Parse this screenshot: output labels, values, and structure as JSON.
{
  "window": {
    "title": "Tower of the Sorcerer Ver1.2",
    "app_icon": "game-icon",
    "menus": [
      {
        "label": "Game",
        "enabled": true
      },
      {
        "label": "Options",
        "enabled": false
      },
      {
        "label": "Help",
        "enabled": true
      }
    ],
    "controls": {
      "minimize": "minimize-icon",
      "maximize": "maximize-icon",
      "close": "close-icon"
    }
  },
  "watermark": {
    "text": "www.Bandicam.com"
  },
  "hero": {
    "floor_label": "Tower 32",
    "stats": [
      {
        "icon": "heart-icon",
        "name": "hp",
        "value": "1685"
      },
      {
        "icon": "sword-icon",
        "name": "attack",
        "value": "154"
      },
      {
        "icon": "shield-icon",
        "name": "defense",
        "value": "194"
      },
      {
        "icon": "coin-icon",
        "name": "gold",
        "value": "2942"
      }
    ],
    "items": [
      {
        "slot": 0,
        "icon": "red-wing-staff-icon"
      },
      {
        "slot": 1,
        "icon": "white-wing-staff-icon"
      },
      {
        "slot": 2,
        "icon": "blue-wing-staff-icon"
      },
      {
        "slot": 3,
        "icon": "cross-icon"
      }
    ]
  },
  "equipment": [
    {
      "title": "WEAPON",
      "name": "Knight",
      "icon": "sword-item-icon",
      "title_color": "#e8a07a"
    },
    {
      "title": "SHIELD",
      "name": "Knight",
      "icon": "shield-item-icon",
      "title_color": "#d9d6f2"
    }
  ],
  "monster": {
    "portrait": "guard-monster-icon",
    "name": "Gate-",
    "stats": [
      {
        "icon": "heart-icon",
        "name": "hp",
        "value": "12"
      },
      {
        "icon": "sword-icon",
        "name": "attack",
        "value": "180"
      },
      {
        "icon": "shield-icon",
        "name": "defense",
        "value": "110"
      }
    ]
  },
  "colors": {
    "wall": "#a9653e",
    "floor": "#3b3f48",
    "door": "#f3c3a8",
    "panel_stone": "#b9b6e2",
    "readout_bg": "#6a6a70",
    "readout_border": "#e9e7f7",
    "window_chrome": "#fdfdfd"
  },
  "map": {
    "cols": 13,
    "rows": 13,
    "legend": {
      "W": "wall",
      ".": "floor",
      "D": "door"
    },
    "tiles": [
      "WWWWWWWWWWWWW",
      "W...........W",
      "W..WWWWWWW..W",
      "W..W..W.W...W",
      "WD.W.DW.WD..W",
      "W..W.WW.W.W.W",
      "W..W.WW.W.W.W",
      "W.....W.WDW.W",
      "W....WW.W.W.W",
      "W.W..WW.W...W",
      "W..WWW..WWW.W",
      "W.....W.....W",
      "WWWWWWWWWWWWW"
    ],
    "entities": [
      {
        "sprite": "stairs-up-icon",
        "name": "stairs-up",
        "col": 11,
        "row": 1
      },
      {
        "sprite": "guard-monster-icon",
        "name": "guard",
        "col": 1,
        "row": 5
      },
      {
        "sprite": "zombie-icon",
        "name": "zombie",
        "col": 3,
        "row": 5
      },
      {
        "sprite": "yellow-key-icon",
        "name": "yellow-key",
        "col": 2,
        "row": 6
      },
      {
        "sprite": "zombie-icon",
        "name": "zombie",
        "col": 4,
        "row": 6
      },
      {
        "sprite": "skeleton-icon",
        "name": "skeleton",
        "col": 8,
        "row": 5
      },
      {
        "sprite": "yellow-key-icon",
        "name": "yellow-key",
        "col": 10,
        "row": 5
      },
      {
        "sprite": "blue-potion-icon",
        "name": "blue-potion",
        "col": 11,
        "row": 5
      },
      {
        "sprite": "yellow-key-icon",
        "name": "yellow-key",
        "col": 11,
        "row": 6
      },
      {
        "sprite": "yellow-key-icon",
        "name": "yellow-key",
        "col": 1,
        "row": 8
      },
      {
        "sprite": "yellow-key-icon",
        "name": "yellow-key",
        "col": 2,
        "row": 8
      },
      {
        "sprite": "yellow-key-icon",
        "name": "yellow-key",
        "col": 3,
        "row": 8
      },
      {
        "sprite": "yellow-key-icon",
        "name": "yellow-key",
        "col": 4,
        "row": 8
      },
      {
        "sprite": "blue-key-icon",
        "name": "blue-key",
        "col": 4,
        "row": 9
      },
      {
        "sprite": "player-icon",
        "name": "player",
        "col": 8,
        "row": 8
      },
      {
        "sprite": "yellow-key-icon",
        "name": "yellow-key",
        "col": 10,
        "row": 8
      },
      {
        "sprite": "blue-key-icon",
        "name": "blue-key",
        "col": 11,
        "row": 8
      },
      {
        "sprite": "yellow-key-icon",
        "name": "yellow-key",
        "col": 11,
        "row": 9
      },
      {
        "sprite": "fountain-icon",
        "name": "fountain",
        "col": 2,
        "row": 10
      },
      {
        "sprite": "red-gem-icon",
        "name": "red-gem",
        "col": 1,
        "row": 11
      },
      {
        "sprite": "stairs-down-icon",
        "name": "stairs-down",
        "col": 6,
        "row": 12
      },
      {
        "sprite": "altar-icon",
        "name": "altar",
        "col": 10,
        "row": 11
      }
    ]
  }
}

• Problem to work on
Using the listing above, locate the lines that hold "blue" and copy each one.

• Completed task
        "icon": "blue-wing-staff-icon"
        "sprite": "blue-potion-icon",
        "name": "blue-potion",
        "sprite": "blue-key-icon",
        "name": "blue-key",
        "sprite": "blue-key-icon",
        "name": "blue-key",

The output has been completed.